PARIS (Reuters) – France reported 4,711 new coronavirus infections over the past 24 hours on Thursday, a post-lockdown record and a level last seen during the height of the epidemic in France, but the number of people in hospital with the disease fell.
During lockdown, France saw a peak of 7,578 infections per day on March 31, but since then, there have been only a few days when the number of new infections per day rose above 4,500, all in the first half of April.
After lockdown ended on May 10, the number of new infections per day dropped to a low of just 115 on May 24 and the seven-day moving average of new infections – which smoothes out data reporting irregularities – dropped to 272 a few days later, health ministry data show.
Since then, the number of new infections per day has crept up to about 1,000 by the end of July, with an acceleration from mid-August. The seven-day moving average now stands close to 3,000, a level last seen mid-April.
The ministry said that over the past week, France had done over 664,000 virus tests and over six million since the start of the epidemic.
It said that the percentage of positive tests was increasing and stood at 3.3% in the week of Aug. 11-17, compared to 2.1% in the first week of August, and more than double the 1.5% seen in the last 10 days of July.
Despite the soaring infection rate, the number of people in hospital with COVID-19 has been relatively stable, falling by another 58 to a new post-lockdown low of 4,748, while the number of people in intensive care edged up by six to 380, a level it has been at for nearly a month.

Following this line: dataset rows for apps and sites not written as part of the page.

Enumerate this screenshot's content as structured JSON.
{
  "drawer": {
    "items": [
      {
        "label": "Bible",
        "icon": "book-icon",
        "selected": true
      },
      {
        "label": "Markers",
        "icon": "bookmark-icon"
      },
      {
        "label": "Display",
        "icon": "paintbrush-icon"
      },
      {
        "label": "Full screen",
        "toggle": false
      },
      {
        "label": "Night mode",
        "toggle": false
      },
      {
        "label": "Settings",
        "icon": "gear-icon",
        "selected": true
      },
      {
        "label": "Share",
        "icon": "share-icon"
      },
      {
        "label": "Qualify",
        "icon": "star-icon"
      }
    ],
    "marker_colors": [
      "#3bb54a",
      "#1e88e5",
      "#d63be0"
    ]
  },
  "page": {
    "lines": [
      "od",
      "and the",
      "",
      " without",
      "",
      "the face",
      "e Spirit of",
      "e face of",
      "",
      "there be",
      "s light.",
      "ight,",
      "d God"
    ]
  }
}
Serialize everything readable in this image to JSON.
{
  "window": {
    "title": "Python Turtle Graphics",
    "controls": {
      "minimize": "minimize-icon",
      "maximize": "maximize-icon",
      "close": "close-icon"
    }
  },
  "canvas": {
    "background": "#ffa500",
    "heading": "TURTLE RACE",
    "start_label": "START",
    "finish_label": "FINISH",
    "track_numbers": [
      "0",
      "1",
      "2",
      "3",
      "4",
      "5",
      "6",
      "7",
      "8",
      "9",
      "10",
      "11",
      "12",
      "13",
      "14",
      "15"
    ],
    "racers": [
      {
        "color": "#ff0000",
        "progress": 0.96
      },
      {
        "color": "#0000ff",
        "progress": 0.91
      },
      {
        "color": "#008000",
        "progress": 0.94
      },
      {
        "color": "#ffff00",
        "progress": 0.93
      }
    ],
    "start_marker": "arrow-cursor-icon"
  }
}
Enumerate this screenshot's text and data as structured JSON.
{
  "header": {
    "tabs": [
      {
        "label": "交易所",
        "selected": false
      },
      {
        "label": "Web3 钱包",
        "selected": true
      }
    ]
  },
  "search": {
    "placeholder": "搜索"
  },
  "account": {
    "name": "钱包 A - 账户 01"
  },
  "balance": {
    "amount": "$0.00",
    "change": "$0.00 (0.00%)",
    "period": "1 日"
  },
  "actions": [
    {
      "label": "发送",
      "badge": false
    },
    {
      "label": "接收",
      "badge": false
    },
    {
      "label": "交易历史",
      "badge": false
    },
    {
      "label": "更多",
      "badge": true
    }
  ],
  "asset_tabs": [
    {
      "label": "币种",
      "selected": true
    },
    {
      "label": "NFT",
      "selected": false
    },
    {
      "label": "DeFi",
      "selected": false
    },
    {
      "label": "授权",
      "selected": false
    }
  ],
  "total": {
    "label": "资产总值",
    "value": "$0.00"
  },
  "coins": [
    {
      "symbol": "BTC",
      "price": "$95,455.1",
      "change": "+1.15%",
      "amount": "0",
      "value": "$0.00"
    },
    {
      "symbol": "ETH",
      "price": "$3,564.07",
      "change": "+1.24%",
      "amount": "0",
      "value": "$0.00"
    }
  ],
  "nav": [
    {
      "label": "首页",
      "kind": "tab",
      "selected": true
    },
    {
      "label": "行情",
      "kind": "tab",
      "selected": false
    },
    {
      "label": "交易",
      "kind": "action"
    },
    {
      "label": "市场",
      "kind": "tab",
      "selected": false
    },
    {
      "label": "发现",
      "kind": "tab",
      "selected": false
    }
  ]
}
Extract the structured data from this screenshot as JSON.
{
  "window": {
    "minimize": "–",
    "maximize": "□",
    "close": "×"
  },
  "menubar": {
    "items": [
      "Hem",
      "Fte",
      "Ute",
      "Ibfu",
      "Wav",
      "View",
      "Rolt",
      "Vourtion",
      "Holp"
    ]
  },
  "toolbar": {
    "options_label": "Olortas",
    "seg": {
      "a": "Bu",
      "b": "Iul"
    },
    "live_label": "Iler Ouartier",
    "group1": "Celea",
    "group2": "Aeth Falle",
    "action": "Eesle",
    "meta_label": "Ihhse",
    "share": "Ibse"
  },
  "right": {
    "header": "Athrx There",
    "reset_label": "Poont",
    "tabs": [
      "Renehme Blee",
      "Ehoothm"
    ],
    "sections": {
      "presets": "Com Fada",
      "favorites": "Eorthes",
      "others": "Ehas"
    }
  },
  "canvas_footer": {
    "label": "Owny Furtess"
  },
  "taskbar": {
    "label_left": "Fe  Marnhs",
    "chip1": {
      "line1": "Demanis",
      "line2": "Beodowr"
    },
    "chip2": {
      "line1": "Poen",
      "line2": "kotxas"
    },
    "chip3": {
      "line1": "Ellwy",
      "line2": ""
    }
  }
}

The government has said this is due to the fact that the virus is now mainly circulating among young people, who typically do not develop serious symptoms.
France reported 12 new deaths from COVID-19 on Thursday, in line with a moving weekly average in the low single digits.
The number of COVID-19 deaths in retirement homes has dropped off sharply. It had soared from a total of less than 1,000 in early April to over 10,000 by May 14. It slowly rose to 10,500 by mid-July and has been stable since then.
(Reporting by Geert De Clercq; editing by Diane Craft and Nick Macfie)